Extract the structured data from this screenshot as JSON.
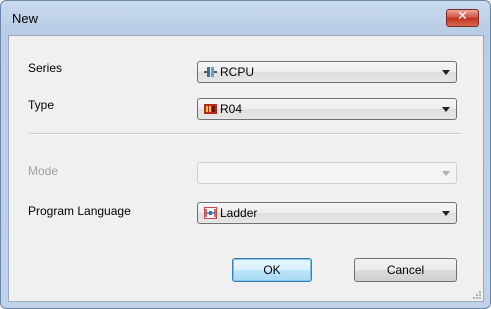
{
  "window": {
    "title": "New",
    "close_symbol": "✕"
  },
  "form": {
    "series": {
      "label": "Series",
      "value": "RCPU",
      "icon": "cpu-module-icon"
    },
    "type": {
      "label": "Type",
      "value": "R04",
      "icon": "plc-unit-icon"
    },
    "mode": {
      "label": "Mode",
      "value": "",
      "disabled": true
    },
    "program_language": {
      "label": "Program Language",
      "value": "Ladder",
      "icon": "ladder-icon"
    }
  },
  "buttons": {
    "ok": "OK",
    "cancel": "Cancel"
  },
  "colors": {
    "accent": "#3c7fb1",
    "close": "#c1321f",
    "disabled_text": "#a0a0a0"
  }
}
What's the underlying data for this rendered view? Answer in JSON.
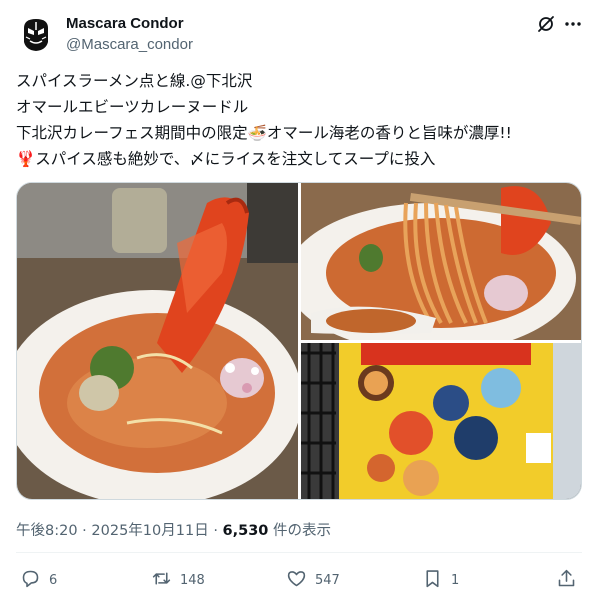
{
  "author": {
    "name": "Mascara Condor",
    "handle": "@Mascara_condor"
  },
  "tweet": {
    "lines": [
      "スパイスラーメン点と線.@下北沢",
      "オマールエビーツカレーヌードル",
      "下北沢カレーフェス期間中の限定🍜オマール海老の香りと旨味が濃厚!!",
      "🦞スパイス感も絶妙で、〆にライスを注文してスープに投入"
    ]
  },
  "meta": {
    "time": "午後8:20",
    "separator": "·",
    "date": "2025年10月11日",
    "views_count": "6,530",
    "views_label": "件の表示"
  },
  "actions": {
    "replies": "6",
    "reposts": "148",
    "likes": "547",
    "bookmarks": "1"
  },
  "icons": {
    "header": [
      "grok-slash-icon",
      "more-options-icon"
    ],
    "actions": [
      "reply-icon",
      "repost-icon",
      "like-icon",
      "bookmark-icon",
      "share-icon"
    ]
  },
  "colors": {
    "text": "#0f1419",
    "secondary": "#536471",
    "border": "#cfd9de"
  }
}
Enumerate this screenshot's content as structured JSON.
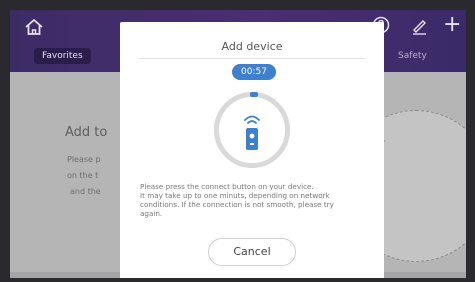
{
  "header": {
    "tabs": [
      {
        "label": "Favorites"
      },
      {
        "label": "Safety"
      }
    ]
  },
  "background_page": {
    "title": "Add to",
    "lines": [
      "Please p",
      "on the t",
      "and the"
    ]
  },
  "dialog": {
    "title": "Add device",
    "timer": "00:57",
    "message_lines": [
      "Please press the connect button on your device.",
      "It may take up to one minuts, depending on network",
      "conditions. If the connection is not smooth, please try",
      "again."
    ],
    "cancel_label": "Cancel"
  },
  "colors": {
    "header": "#4a2f72",
    "accent": "#3e7fd0",
    "overlay": "#b5b5b5"
  },
  "icons": [
    "home-icon",
    "help-icon",
    "edit-icon",
    "plus-icon",
    "wifi-icon",
    "remote-device-icon"
  ]
}
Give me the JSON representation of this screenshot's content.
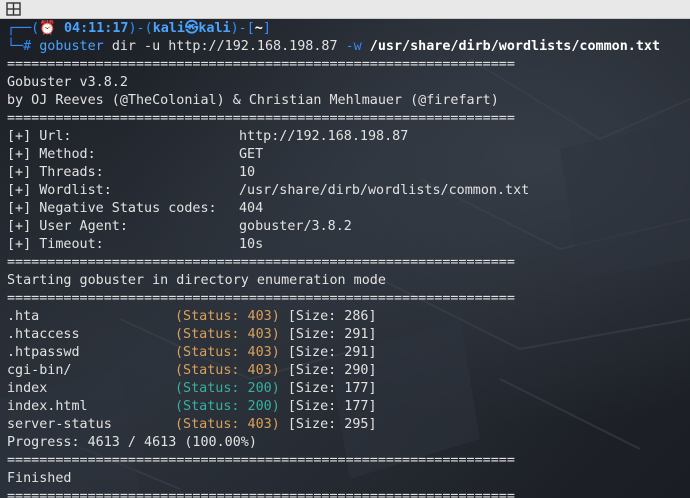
{
  "prompt": {
    "open": "┌──(",
    "clock_icon": "alarm-clock-icon",
    "time": "04:11:17",
    "mid": ")-(",
    "user": "kali",
    "at_symbol": "㉿",
    "host": "kali",
    "close": ")-[",
    "dir": "~",
    "end": "]",
    "line2_prefix": "└─#",
    "command": "gobuster",
    "args_part1": "dir -u http://192.168.198.87",
    "flag_w": "-w",
    "wordlist_path": "/usr/share/dirb/wordlists/common.txt"
  },
  "separator": "===============================================================",
  "header": {
    "version": "Gobuster v3.8.2",
    "authors": "by OJ Reeves (@TheColonial) & Christian Mehlmauer (@firefart)"
  },
  "config": [
    {
      "key": "[+] Url:",
      "value": "http://192.168.198.87"
    },
    {
      "key": "[+] Method:",
      "value": "GET"
    },
    {
      "key": "[+] Threads:",
      "value": "10"
    },
    {
      "key": "[+] Wordlist:",
      "value": "/usr/share/dirb/wordlists/common.txt"
    },
    {
      "key": "[+] Negative Status codes:",
      "value": "404"
    },
    {
      "key": "[+] User Agent:",
      "value": "gobuster/3.8.2"
    },
    {
      "key": "[+] Timeout:",
      "value": "10s"
    }
  ],
  "mode_text": "Starting gobuster in directory enumeration mode",
  "results": [
    {
      "path": ".hta",
      "status": "(Status: 403)",
      "size": "[Size: 286]",
      "code": "403"
    },
    {
      "path": ".htaccess",
      "status": "(Status: 403)",
      "size": "[Size: 291]",
      "code": "403"
    },
    {
      "path": ".htpasswd",
      "status": "(Status: 403)",
      "size": "[Size: 291]",
      "code": "403"
    },
    {
      "path": "cgi-bin/",
      "status": "(Status: 403)",
      "size": "[Size: 290]",
      "code": "403"
    },
    {
      "path": "index",
      "status": "(Status: 200)",
      "size": "[Size: 177]",
      "code": "200"
    },
    {
      "path": "index.html",
      "status": "(Status: 200)",
      "size": "[Size: 177]",
      "code": "200"
    },
    {
      "path": "server-status",
      "status": "(Status: 403)",
      "size": "[Size: 295]",
      "code": "403"
    }
  ],
  "progress": "Progress: 4613 / 4613 (100.00%)",
  "finished": "Finished",
  "topbar": {
    "icon": "window-layout-icon"
  },
  "colors": {
    "status_403": "#d9a05b",
    "status_200": "#36b0a0",
    "prompt_blue": "#2f8fff"
  }
}
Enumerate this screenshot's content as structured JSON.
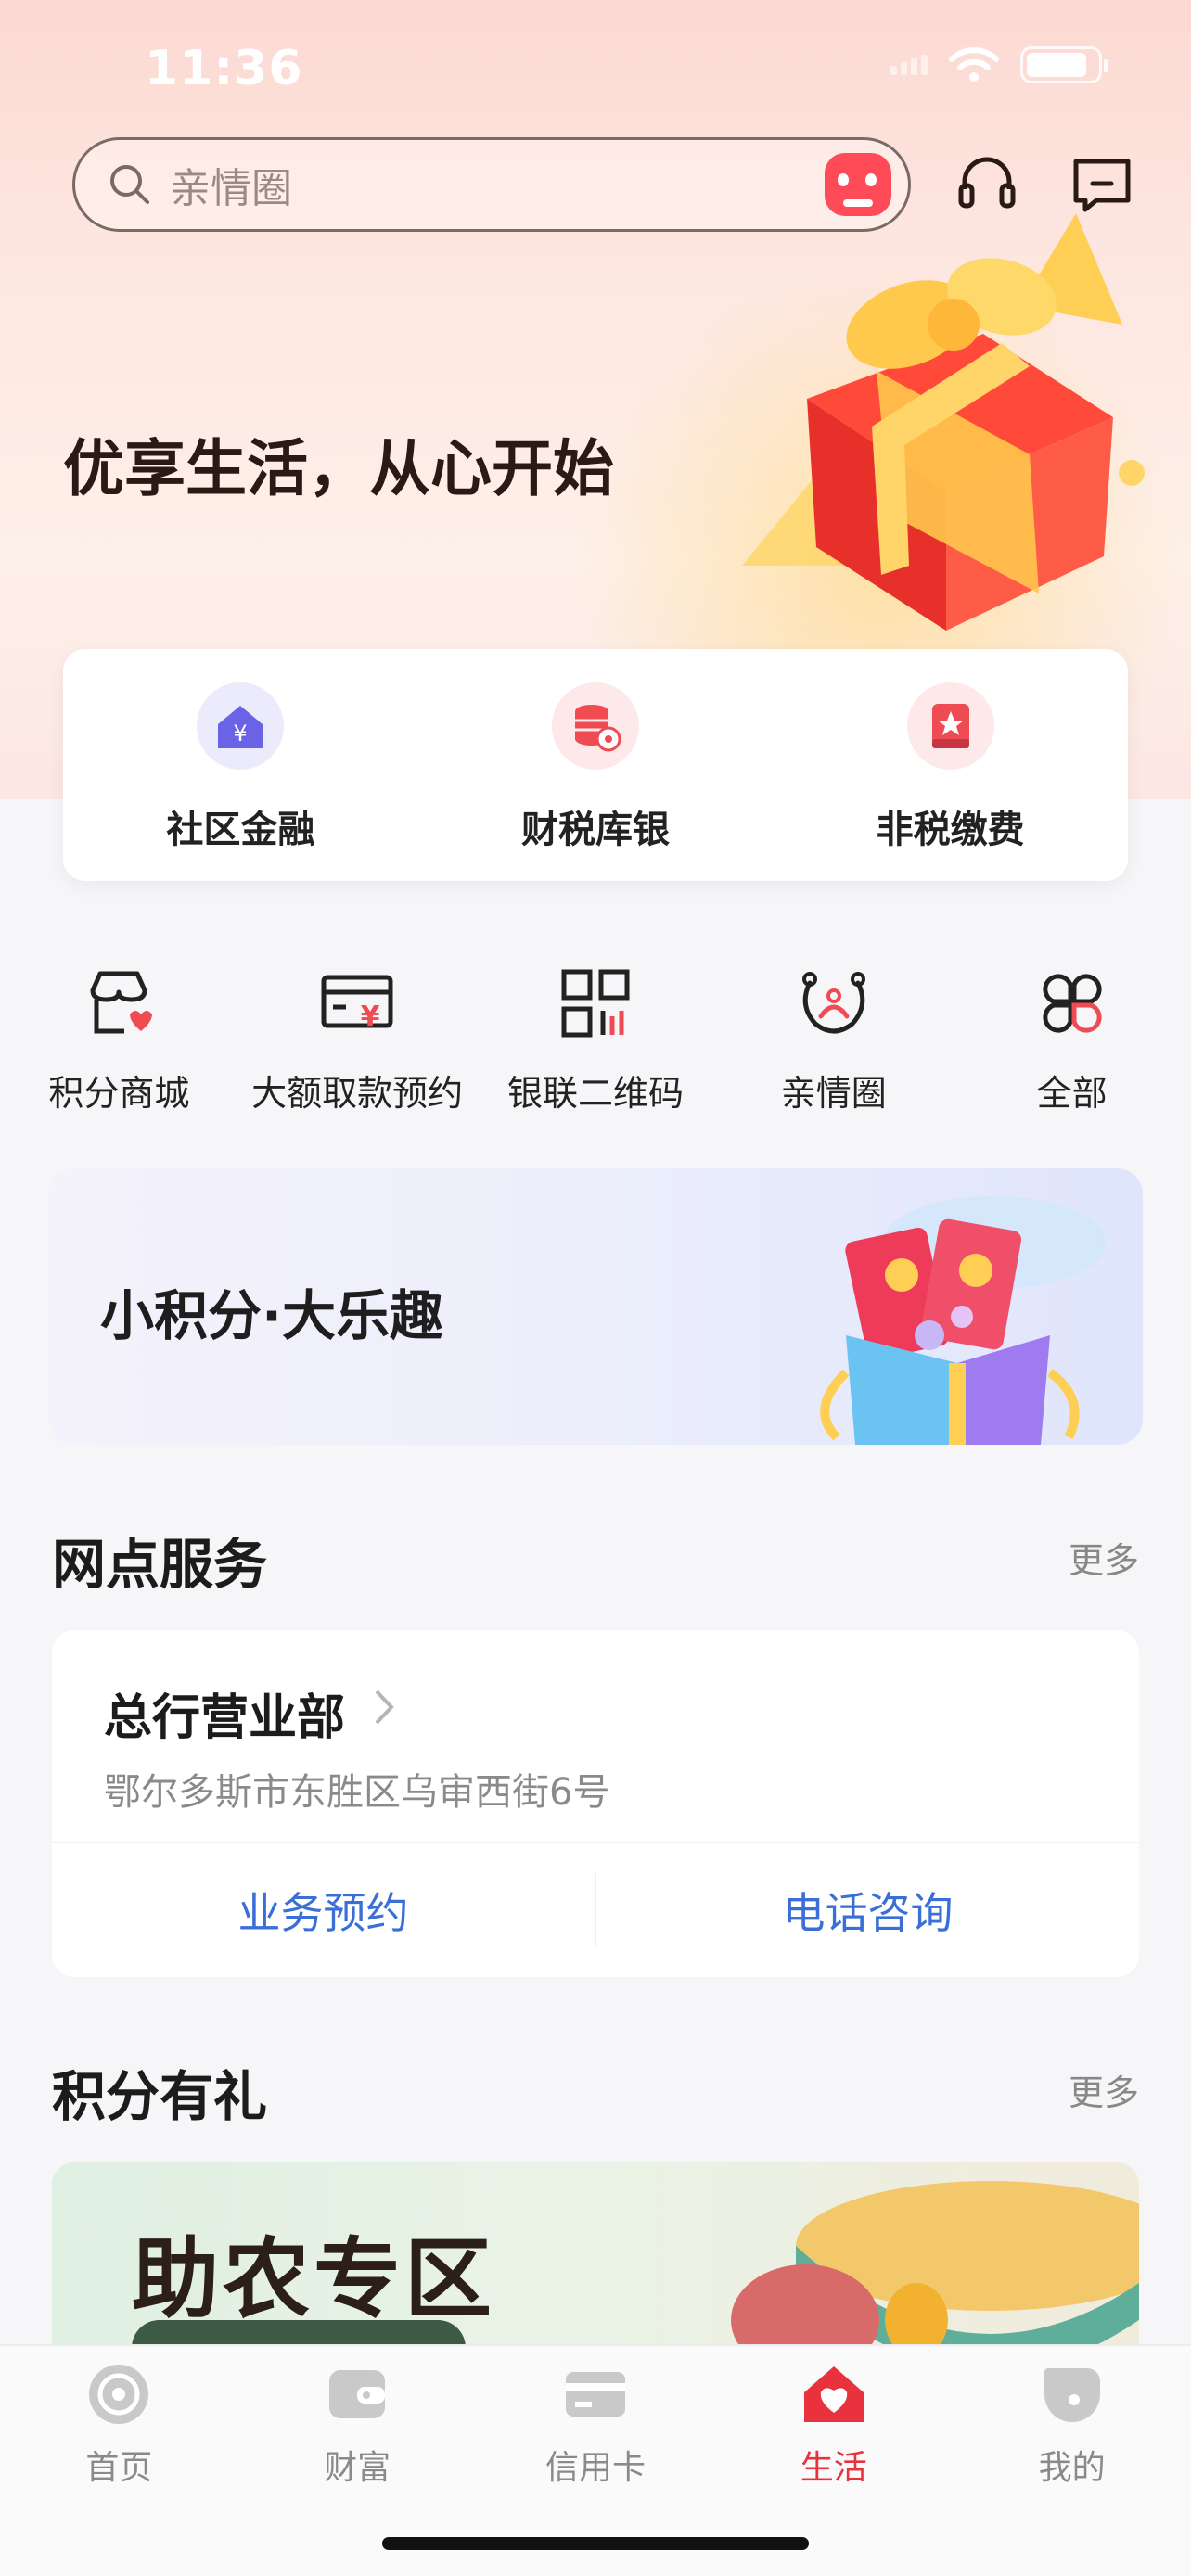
{
  "status": {
    "time": "11:36"
  },
  "search": {
    "placeholder": "亲情圈"
  },
  "hero": {
    "slogan": "优享生活，从心开始"
  },
  "quick_services": [
    {
      "label": "社区金融",
      "icon": "community-finance-icon",
      "color": "#6b63e6"
    },
    {
      "label": "财税库银",
      "icon": "tax-treasury-icon",
      "color": "#ee4b53"
    },
    {
      "label": "非税缴费",
      "icon": "non-tax-payment-icon",
      "color": "#ee4b53"
    }
  ],
  "grid": [
    {
      "label": "积分商城",
      "icon": "points-mall-icon"
    },
    {
      "label": "大额取款预约",
      "icon": "large-withdrawal-icon"
    },
    {
      "label": "银联二维码",
      "icon": "unionpay-qr-icon"
    },
    {
      "label": "亲情圈",
      "icon": "family-circle-icon"
    },
    {
      "label": "全部",
      "icon": "all-services-icon"
    }
  ],
  "banner": {
    "text": "小积分·大乐趣"
  },
  "branch_section": {
    "title": "网点服务",
    "more": "更多"
  },
  "branch": {
    "name": "总行营业部",
    "address": "鄂尔多斯市东胜区乌审西街6号",
    "actions": [
      "业务预约",
      "电话咨询"
    ]
  },
  "points_section": {
    "title": "积分有礼",
    "more": "更多"
  },
  "promo": {
    "title": "助农专区"
  },
  "tabbar": {
    "active": 3,
    "tabs": [
      {
        "label": "首页",
        "icon": "home-icon"
      },
      {
        "label": "财富",
        "icon": "wallet-icon"
      },
      {
        "label": "信用卡",
        "icon": "credit-card-icon"
      },
      {
        "label": "生活",
        "icon": "life-icon"
      },
      {
        "label": "我的",
        "icon": "profile-icon"
      }
    ]
  },
  "colors": {
    "accent": "#e8323e",
    "link": "#3a6fd8"
  }
}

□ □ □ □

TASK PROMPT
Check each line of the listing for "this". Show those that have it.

EXPECTED OUTPUT
Extract the structured data from this screenshot as JSON.
What's the underlying data for this rendered view? Answer in JSON.
Enumerate this screenshot's content as structured JSON.
Give me the JSON representation of this screenshot's content.
Enumerate this screenshot's content as structured JSON.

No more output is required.